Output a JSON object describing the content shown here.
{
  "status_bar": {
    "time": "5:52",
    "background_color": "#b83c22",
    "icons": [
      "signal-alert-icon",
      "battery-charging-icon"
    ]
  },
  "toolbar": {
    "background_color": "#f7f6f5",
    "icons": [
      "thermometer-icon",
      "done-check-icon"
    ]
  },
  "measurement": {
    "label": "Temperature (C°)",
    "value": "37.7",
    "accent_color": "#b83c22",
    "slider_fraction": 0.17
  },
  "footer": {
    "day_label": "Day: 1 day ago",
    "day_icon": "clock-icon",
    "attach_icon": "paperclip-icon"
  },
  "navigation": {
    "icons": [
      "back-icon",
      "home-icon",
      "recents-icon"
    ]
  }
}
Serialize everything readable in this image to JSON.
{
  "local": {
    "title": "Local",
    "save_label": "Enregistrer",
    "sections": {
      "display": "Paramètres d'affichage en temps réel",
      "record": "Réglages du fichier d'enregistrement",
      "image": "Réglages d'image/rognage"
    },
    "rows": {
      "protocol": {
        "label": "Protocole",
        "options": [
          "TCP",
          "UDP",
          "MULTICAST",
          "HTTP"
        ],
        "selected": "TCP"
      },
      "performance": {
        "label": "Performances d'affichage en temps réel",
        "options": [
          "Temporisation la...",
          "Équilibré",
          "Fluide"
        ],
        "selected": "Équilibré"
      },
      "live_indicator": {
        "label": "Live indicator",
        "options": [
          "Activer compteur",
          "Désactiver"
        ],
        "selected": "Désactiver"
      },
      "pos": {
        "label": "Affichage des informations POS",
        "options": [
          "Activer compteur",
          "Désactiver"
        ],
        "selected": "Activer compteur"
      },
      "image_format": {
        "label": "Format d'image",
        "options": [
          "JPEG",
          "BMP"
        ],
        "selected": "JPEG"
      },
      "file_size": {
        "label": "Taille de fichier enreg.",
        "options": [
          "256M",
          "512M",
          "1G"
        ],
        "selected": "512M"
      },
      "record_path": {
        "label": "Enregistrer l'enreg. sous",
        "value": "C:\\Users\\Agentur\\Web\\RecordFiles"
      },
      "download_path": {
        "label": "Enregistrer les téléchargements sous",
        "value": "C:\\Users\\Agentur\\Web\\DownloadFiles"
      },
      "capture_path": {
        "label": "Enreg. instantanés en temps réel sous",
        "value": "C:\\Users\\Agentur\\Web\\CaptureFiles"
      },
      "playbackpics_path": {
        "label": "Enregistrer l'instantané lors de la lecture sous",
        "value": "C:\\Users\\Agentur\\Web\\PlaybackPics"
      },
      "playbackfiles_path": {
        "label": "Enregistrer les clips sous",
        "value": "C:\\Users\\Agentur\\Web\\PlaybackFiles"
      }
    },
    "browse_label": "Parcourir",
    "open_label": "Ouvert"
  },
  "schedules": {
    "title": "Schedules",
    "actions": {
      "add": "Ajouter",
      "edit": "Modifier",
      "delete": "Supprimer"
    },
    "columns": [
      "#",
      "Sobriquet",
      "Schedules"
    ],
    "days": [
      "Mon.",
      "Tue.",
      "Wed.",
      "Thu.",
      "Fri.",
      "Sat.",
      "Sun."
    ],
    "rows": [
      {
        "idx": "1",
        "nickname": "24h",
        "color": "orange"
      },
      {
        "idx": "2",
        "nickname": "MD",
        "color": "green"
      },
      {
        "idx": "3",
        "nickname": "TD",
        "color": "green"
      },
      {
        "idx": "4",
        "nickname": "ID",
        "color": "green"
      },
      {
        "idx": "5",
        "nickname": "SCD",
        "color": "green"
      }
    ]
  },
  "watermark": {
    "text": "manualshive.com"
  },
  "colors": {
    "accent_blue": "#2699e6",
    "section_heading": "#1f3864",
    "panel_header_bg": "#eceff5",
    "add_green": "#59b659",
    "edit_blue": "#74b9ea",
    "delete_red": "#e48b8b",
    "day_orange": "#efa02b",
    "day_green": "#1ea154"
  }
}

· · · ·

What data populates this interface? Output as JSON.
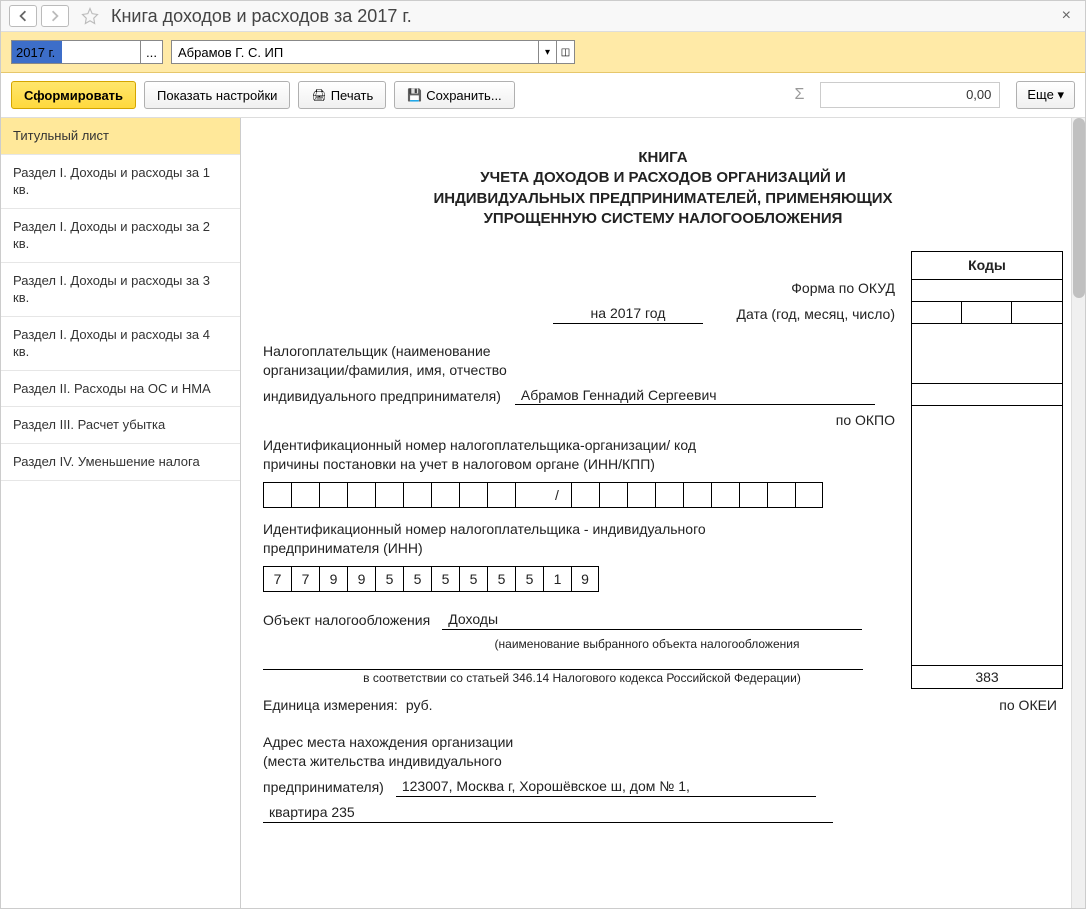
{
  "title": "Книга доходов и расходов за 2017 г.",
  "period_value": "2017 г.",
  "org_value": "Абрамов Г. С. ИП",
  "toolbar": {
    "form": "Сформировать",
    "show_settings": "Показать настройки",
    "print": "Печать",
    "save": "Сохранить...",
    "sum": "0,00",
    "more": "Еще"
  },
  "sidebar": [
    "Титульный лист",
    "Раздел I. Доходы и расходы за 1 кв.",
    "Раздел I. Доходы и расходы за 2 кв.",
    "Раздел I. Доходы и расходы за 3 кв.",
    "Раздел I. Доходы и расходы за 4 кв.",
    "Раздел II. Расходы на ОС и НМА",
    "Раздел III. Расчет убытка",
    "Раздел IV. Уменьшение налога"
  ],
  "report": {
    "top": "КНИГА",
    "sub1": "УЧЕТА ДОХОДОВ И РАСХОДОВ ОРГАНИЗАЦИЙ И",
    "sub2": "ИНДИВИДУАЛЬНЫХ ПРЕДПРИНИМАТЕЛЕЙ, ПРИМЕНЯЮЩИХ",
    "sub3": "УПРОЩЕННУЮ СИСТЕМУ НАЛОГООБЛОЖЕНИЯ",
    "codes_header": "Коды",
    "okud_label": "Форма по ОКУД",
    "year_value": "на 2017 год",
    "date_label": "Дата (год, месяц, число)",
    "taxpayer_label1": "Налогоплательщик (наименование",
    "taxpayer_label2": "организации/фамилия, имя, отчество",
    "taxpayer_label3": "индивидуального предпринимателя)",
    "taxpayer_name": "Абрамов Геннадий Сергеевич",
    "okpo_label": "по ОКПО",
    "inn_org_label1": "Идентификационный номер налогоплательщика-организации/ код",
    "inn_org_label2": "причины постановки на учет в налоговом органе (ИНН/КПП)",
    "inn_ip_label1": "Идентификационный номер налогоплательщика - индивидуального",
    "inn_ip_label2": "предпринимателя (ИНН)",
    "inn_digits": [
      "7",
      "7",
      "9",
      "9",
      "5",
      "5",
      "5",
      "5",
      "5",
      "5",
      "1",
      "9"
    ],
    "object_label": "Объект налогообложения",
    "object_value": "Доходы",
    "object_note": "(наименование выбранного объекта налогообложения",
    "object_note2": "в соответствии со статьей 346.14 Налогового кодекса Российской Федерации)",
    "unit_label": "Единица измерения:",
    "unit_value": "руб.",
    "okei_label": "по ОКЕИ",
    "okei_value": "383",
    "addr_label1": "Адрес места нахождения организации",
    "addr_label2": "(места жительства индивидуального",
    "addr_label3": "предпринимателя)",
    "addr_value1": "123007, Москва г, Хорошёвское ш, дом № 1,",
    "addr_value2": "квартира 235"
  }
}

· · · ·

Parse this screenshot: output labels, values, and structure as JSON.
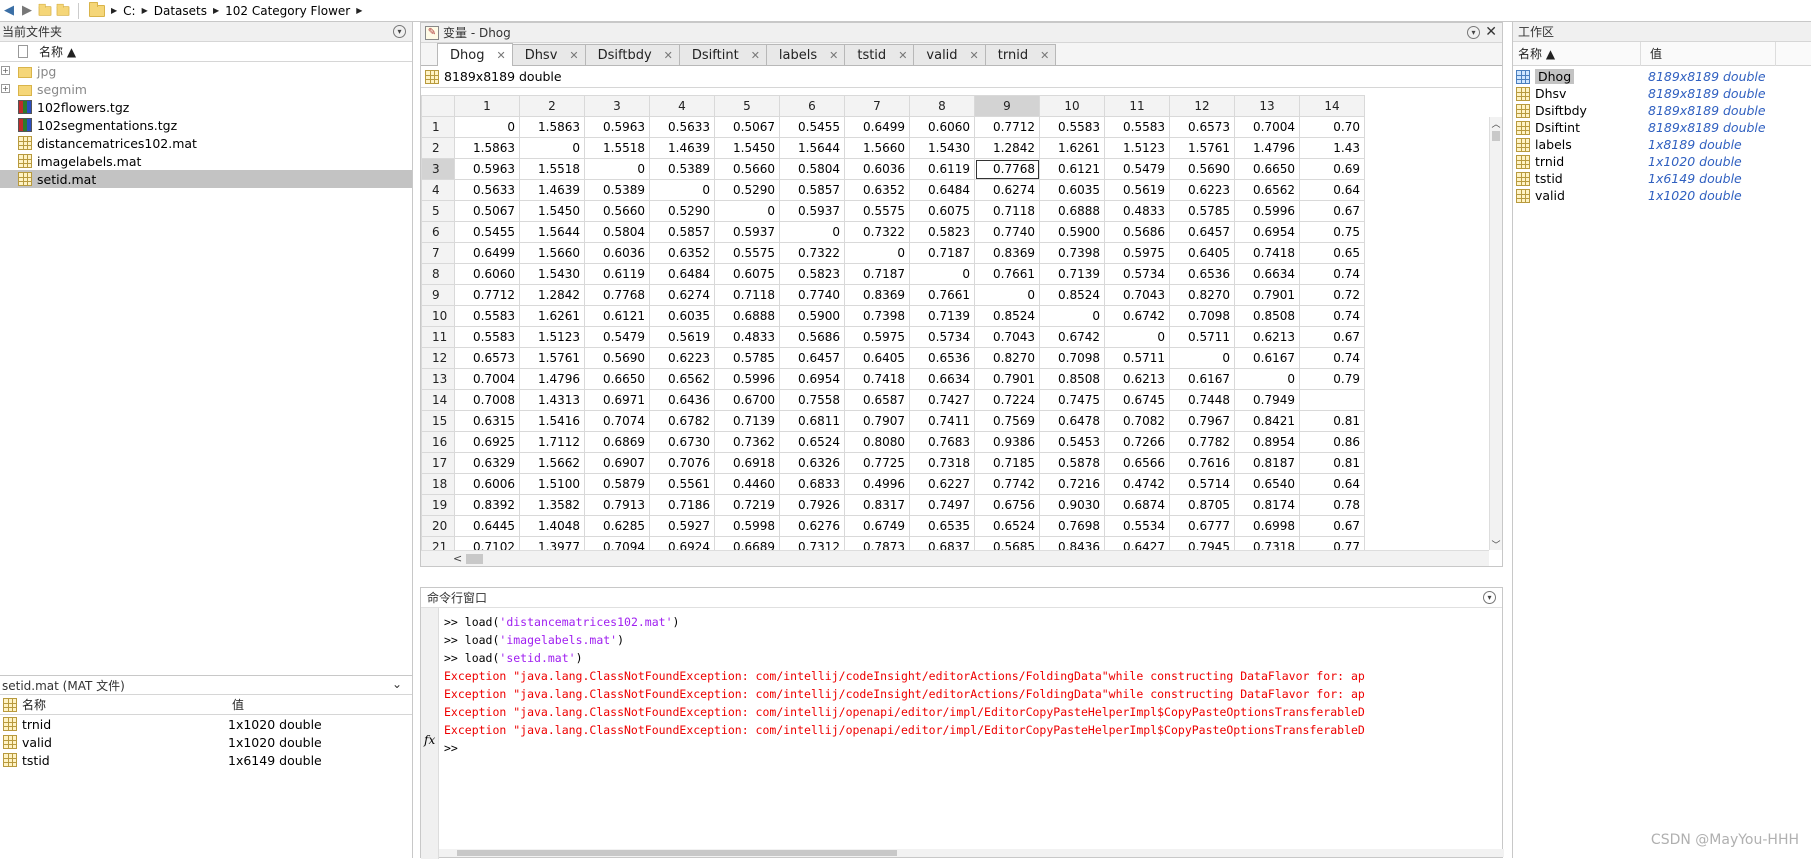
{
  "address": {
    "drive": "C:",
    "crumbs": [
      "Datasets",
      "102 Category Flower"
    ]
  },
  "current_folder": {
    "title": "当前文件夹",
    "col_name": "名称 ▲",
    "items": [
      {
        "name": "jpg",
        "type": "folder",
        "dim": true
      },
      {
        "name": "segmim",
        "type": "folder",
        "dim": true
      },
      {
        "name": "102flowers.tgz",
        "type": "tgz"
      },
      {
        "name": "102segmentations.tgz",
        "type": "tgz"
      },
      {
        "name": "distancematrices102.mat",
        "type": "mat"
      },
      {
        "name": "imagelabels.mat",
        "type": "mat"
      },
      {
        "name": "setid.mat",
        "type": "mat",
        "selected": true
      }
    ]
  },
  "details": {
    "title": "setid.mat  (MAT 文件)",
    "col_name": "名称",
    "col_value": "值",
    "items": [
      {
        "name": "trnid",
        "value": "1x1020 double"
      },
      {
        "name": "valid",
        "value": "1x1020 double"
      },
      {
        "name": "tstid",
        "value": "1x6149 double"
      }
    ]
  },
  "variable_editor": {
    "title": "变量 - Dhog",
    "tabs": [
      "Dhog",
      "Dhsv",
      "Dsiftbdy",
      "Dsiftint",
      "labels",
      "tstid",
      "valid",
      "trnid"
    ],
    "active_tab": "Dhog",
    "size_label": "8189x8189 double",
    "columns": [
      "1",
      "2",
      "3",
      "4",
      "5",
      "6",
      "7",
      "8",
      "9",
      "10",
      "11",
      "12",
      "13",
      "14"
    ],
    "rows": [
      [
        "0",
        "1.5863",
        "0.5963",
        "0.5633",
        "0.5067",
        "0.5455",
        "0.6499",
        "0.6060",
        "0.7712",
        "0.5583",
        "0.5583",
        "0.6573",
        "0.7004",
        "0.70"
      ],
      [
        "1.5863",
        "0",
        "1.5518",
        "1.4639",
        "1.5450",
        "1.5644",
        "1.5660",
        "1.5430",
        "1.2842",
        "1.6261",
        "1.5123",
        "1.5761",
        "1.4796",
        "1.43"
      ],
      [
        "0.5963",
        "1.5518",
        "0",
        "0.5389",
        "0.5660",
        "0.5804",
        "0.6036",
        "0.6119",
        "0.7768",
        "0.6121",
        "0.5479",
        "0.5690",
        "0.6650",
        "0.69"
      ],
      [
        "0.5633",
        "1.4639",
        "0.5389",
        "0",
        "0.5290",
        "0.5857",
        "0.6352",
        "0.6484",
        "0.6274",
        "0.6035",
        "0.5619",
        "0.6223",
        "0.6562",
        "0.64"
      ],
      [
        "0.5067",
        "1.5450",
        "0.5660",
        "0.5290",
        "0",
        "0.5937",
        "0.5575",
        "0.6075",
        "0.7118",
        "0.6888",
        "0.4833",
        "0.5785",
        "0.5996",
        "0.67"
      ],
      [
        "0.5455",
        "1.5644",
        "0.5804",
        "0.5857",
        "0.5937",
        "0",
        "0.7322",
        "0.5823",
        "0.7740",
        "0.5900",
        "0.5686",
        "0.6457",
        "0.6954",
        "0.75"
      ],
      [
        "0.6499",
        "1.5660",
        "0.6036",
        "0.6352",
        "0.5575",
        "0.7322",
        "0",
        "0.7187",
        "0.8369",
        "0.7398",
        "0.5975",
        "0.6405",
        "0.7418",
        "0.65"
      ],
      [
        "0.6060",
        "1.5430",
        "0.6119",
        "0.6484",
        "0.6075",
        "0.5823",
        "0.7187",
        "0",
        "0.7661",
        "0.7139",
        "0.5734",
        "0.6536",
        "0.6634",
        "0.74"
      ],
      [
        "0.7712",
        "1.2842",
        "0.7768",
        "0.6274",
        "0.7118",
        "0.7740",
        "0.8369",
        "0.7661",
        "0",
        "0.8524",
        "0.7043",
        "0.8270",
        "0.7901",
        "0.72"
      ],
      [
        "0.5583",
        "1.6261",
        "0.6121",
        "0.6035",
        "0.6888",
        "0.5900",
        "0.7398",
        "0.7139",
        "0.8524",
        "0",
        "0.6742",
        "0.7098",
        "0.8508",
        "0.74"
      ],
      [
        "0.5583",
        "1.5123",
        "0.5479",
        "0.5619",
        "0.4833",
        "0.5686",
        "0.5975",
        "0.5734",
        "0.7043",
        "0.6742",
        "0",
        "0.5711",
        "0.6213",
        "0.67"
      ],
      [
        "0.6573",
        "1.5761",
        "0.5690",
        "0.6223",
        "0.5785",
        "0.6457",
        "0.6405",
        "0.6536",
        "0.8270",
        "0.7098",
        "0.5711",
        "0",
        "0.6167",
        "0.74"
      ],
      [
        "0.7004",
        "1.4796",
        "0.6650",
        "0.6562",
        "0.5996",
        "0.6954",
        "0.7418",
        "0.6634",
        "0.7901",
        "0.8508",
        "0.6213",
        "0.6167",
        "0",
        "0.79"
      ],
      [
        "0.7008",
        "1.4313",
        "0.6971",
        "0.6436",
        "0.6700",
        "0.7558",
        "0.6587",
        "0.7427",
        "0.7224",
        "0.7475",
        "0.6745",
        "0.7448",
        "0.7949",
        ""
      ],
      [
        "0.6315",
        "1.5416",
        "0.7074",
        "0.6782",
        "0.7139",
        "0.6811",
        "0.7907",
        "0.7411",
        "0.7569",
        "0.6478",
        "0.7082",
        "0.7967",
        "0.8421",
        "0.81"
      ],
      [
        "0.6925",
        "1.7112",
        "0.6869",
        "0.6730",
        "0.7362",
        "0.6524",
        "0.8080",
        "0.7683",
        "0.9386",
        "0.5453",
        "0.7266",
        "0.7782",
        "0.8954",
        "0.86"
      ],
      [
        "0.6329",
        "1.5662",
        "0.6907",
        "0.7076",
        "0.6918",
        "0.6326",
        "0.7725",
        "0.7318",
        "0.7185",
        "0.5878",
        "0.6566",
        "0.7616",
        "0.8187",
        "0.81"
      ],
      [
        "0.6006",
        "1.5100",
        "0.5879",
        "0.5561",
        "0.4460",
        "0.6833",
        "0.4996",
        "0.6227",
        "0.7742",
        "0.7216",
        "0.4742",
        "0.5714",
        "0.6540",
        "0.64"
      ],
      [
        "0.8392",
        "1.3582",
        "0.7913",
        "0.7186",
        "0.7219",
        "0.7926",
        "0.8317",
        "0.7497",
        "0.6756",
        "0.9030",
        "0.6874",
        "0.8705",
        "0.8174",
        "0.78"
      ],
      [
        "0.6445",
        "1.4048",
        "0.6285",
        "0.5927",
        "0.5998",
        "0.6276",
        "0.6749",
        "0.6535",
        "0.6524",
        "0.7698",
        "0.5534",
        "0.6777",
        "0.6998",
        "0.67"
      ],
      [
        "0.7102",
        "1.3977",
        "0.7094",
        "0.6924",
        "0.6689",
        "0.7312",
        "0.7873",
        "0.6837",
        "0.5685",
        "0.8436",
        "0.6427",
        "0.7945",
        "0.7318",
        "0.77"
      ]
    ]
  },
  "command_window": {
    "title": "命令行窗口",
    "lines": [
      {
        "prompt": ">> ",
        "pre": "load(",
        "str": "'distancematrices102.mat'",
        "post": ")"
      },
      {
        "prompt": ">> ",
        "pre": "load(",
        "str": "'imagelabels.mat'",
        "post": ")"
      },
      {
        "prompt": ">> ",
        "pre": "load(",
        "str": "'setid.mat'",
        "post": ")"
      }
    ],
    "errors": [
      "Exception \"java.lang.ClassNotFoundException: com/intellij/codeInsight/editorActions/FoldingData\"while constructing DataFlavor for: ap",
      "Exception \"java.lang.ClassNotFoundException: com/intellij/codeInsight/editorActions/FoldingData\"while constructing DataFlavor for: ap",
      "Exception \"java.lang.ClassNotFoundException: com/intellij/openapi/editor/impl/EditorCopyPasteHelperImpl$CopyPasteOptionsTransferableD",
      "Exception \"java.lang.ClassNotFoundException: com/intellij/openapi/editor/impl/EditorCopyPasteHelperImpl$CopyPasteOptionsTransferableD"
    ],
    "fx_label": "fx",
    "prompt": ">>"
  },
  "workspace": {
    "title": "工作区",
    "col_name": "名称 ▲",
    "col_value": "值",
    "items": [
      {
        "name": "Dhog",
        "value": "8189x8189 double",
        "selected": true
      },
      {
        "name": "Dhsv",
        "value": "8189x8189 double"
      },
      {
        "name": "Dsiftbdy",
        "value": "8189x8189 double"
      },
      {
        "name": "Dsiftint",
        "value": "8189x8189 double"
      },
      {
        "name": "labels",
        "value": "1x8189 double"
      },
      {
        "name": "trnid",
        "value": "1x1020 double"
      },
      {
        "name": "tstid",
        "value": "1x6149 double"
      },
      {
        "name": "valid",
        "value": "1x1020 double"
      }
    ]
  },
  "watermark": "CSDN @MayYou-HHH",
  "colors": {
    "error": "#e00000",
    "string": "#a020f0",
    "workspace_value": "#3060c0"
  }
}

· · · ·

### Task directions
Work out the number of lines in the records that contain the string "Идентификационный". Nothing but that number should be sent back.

### Answer to this problem
2